GOAL OF THE EXERCISE:
Print the entries exactly as given.

[SOURCE MATERIAL — start]

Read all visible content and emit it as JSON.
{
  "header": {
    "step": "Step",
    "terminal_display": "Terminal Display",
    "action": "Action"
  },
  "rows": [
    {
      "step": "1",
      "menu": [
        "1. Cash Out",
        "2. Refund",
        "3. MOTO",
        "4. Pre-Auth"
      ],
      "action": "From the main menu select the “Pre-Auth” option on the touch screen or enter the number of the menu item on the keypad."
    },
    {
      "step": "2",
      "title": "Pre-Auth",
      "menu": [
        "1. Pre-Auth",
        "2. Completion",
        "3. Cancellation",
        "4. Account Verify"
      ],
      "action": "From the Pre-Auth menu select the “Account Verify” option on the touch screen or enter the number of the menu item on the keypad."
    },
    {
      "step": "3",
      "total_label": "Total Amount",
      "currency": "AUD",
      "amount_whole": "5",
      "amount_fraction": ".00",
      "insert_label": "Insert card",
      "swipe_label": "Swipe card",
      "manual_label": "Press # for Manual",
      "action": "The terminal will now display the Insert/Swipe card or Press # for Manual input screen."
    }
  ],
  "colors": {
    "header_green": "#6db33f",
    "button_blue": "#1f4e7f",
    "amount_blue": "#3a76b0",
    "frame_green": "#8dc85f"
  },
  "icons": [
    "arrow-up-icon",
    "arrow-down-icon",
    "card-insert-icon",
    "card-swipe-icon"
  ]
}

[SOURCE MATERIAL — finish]

RESULT FOR THIS EXERCISE:
Read all visible content and emit it as JSON.
{
  "header": {
    "step": "Step",
    "terminal_display": "Terminal Display",
    "action": "Action"
  },
  "rows": [
    {
      "step": "1",
      "menu": [
        "1. Cash Out",
        "2. Refund",
        "3. MOTO",
        "4. Pre-Auth"
      ],
      "action": "From the main menu select the “Pre-Auth” option on the touch screen or enter the number of the menu item on the keypad."
    },
    {
      "step": "2",
      "title": "Pre-Auth",
      "menu": [
        "1. Pre-Auth",
        "2. Completion",
        "3. Cancellation",
        "4. Account Verify"
      ],
      "action": "From the Pre-Auth menu select the “Account Verify” option on the touch screen or enter the number of the menu item on the keypad."
    },
    {
      "step": "3",
      "total_label": "Total Amount",
      "currency": "AUD",
      "amount_whole": "5",
      "amount_fraction": ".00",
      "insert_label": "Insert card",
      "swipe_label": "Swipe card",
      "manual_label": "Press # for Manual",
      "action": "The terminal will now display the Insert/Swipe card or Press # for Manual input screen."
    }
  ],
  "colors": {
    "header_green": "#6db33f",
    "button_blue": "#1f4e7f",
    "amount_blue": "#3a76b0",
    "frame_green": "#8dc85f"
  },
  "icons": [
    "arrow-up-icon",
    "arrow-down-icon",
    "card-insert-icon",
    "card-swipe-icon"
  ]
}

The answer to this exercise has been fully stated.